In Caffé Demetre Franchising Corp. v. 2249027 Ontario Inc., the Ontario Court of Appeal upheld a lower court decision dismissing a franchisee’s claim for rescission pursuant to s. 6(2) of the AWA, which claim was founded on an alleged failure to disclose a material fact.
On the hearing of the motion for partial summary judgment in respect of the franchisee’s rescission claim, the Ontario Superior Court of Justice held that the franchisor’s failure to disclose litigation against a former franchisee of the system constituted a material fact, but that the deficiency “fail[ed] to come anywhere close to the type of deficient disclosure that amounts, in law, to no disclosure at all”. For an overview of the original decision, please click here.
In a unanimous ruling, the Ontario Court of Appeal dismissed the franchisee’s appeal, finding that the undisclosed litigation did not entitle the franchisee to the remedy of rescission and, in any event, did not constitute a “material fact” for purposes of the AWA. In arriving at this conclusion, the court referred to s. 2(5) of the AWA Regulations (the “Regulations”), which requires that every disclosure document include:
A statement, including a description of details, indicating whether the franchisor, the franchisor’s associate or a director, general partner or officer of the franchisor has been found liable in a civil action of misrepresentation, unfair or deceptive business practices or violating a law that regulates franchises or businesses, including a failure to provide proper disclosure to a franchisee, or if a civil action involving such allegations is pending against the person.
While the court avoided any suggestion that the only type of litigation requiring disclosure is that falling squarely within s. 2(5) of the Regulations, the court affirmed that s. 2(5) informs the fact-specific analysis of whether litigation involving a franchisor is material.
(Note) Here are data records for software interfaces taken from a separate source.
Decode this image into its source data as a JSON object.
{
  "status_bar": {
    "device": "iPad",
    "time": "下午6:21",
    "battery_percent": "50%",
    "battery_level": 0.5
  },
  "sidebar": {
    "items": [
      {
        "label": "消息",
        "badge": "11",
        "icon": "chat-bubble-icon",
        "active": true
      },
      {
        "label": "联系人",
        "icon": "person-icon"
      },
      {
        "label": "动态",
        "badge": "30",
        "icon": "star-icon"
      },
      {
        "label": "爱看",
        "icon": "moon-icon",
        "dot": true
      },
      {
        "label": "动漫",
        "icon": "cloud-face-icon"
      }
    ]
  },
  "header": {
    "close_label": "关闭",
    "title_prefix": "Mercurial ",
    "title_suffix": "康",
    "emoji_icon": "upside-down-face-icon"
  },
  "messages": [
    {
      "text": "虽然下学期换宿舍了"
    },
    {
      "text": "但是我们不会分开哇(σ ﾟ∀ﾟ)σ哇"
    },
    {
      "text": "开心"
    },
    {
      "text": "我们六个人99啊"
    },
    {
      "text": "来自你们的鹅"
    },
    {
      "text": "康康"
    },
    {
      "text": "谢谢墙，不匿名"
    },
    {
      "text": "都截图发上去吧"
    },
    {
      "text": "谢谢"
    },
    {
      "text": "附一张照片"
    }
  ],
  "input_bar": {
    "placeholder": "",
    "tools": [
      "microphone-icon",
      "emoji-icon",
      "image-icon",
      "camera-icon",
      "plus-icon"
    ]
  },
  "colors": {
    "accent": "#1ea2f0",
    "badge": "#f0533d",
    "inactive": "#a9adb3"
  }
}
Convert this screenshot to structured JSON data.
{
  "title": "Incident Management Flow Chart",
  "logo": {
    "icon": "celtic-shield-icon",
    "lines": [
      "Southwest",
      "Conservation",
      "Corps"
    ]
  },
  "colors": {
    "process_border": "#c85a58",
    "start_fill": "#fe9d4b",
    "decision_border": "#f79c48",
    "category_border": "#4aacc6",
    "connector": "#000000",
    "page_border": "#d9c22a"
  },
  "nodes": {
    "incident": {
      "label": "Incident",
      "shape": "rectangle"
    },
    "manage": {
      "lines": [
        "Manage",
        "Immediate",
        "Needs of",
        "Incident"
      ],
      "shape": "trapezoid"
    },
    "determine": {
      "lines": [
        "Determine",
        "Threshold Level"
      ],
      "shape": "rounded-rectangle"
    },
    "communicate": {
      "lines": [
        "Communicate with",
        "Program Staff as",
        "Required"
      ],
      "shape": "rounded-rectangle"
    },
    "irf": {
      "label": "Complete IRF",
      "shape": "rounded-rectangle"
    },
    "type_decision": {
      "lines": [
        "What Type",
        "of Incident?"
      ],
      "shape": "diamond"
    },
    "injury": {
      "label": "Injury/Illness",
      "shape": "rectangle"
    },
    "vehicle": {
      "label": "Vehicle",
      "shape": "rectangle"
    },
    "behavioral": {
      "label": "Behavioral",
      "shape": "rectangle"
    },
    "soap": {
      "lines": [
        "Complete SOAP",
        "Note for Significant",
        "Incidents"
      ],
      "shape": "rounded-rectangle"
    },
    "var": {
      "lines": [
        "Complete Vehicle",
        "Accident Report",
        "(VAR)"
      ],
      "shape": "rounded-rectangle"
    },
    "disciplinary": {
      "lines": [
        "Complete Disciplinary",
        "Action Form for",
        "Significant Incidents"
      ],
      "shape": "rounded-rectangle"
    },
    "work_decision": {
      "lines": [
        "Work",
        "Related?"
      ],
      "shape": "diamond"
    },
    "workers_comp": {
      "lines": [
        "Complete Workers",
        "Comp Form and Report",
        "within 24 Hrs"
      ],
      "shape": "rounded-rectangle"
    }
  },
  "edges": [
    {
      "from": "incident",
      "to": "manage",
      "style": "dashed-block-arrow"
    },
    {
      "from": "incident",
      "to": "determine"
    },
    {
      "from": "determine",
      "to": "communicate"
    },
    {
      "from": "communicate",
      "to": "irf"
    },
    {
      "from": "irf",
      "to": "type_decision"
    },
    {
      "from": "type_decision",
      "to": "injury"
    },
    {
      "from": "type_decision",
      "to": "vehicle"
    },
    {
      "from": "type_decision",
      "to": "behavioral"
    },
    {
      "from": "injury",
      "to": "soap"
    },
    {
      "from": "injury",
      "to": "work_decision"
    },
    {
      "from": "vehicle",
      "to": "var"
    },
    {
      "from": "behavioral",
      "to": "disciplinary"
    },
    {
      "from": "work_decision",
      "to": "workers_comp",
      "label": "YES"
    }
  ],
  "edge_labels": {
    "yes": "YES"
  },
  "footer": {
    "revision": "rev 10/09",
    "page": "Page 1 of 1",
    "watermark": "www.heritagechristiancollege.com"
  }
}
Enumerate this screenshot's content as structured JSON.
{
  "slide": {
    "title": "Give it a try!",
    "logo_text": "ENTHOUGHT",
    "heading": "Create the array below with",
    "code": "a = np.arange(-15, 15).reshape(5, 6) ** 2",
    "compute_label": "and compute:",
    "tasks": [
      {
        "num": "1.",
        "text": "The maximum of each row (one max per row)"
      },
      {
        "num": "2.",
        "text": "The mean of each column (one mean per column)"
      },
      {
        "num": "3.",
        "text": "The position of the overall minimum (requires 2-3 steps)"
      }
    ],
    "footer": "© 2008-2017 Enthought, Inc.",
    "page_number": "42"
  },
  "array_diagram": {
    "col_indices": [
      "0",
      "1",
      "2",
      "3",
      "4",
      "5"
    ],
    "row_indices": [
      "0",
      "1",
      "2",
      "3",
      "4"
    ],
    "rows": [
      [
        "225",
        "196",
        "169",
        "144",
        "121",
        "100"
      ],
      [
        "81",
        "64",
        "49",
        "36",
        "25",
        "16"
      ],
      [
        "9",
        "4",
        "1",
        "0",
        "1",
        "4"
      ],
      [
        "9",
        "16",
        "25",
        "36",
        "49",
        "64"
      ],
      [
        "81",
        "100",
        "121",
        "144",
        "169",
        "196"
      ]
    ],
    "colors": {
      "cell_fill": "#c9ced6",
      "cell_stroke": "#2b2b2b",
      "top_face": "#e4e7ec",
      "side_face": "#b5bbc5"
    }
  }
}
In the words of the court:
Ongoing or prospective litigation involving the franchisor is not, by definition, a material fact. Of course, the litigation must be disclosed if it falls within the description contained in s. 2(5) of the regulations. But if the litigation in issue does not fall within that description, then whether it is a material fact, as contemplated by the Act, will be a question of fact determined on a case-by-case basis. Because the analysis is highly fact-specific, no bright-line rule can be articulated.
The court also emphasized that the litigation at issue was commenced by the franchisor at the request, and for the benefit, of its franchisees, that the litigation did not present a potential liability attaching to the system, and that the litigation did not have a financial impact on the franchisee’s operations. For these reasons, the Court of Appeal concluded that the litigation did not constitute a “material fact” and that its omission from the franchisor’s disclosure document did not render the disclosure deficient.
Franchisors are encouraged to consult with a franchise lawyer to determine whether ongoing or prospective litigation ought to be disclosed pursuant to s. 2(5) of the Regulations or s. 5(4)(a) of the AWA, or whether such litigation may be safely disregarded for disclosure purposes.